For 18 years Florence Kirk taught English in China. Raised on a homestead in Saskatchewan, Kirk left Canada in 1932 to join the staff of Ginling College, a small Christian university in Nanjing that was among the first in China to offer degrees to women. China was an exotic adventure that Florence documented with letters home to friends and family. She also witnessed the Japanese invasion and occupation, the civil war, and the establishment of the People’s Republic. During the Nanking massacre the college harbored women who tried to hide from the Japanese imperial army.
Her archival collection contains these letters that provide a compelling, captivating, and profoundly moving record of the upheaval. Approximately 2700 pages of hand-written and typed correspondence have been digitized and are presented here along with: a detailed biography of Kirk; a timeline of the historical events; a bibliography of books on Chinese history covering this time; and a number of interpretive essays.
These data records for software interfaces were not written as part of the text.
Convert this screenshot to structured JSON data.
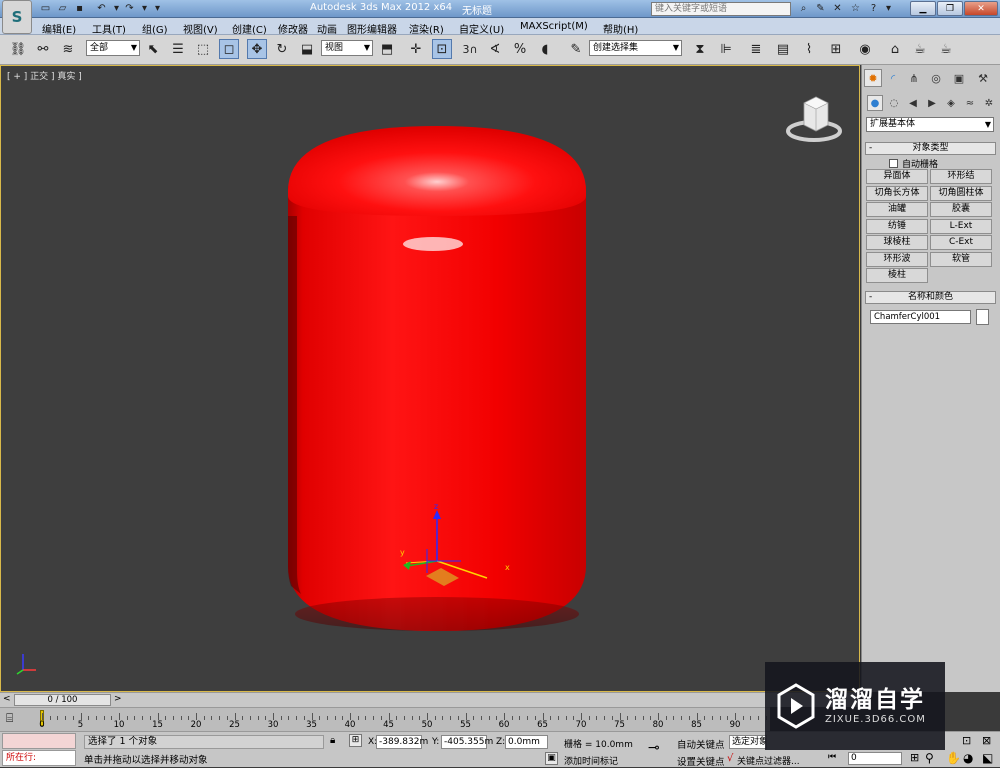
{
  "titlebar": {
    "app_title": "Autodesk 3ds Max  2012 x64",
    "file_name": "无标题",
    "search_placeholder": "键入关键字或短语"
  },
  "menu": [
    "编辑(E)",
    "工具(T)",
    "组(G)",
    "视图(V)",
    "创建(C)",
    "修改器",
    "动画",
    "图形编辑器",
    "渲染(R)",
    "自定义(U)",
    "MAXScript(M)",
    "帮助(H)"
  ],
  "toolbar": {
    "selection_filter": "全部",
    "ref_coord": "视图",
    "named_selection": "创建选择集",
    "snap_label": "3"
  },
  "viewport": {
    "label": "[ + ] 正交 ] 真实 ]",
    "object_color": "#ff0000",
    "axis_x": "x",
    "axis_y": "y",
    "axis_z": "z"
  },
  "panel": {
    "category": "扩展基本体",
    "rollout_object_type": "对象类型",
    "auto_grid": "自动栅格",
    "buttons": [
      [
        "异面体",
        "环形结"
      ],
      [
        "切角长方体",
        "切角圆柱体"
      ],
      [
        "油罐",
        "胶囊"
      ],
      [
        "纺锤",
        "L-Ext"
      ],
      [
        "球棱柱",
        "C-Ext"
      ],
      [
        "环形波",
        "软管"
      ],
      [
        "棱柱",
        ""
      ]
    ],
    "rollout_name_color": "名称和颜色",
    "object_name": "ChamferCyl001",
    "object_swatch": "#ffffff"
  },
  "timeline": {
    "frame_display": "0 / 100",
    "ticks": [
      "0",
      "5",
      "10",
      "15",
      "20",
      "25",
      "30",
      "35",
      "40",
      "45",
      "50",
      "55",
      "60",
      "65",
      "70",
      "75",
      "80",
      "85",
      "90"
    ]
  },
  "status": {
    "listener": "所在行:",
    "selection": "选择了 1 个对象",
    "prompt": "单击并拖动以选择并移动对象",
    "x_label": "X:",
    "x": "-389.832m",
    "y_label": "Y:",
    "y": "-405.355m",
    "z_label": "Z:",
    "z": "0.0mm",
    "grid": "栅格 = 10.0mm",
    "add_time_tag": "添加时间标记",
    "auto_key": "自动关键点",
    "set_key": "设置关键点",
    "selected_set": "选定对象",
    "key_filters": "关键点过滤器...",
    "frame": "0"
  },
  "watermark": {
    "title": "溜溜自学",
    "url": "ZIXUE.3D66.COM"
  }
}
They provide great original source materials on this history and are simply fascinating to browse and read.
Last Revision: 2011-Feb-16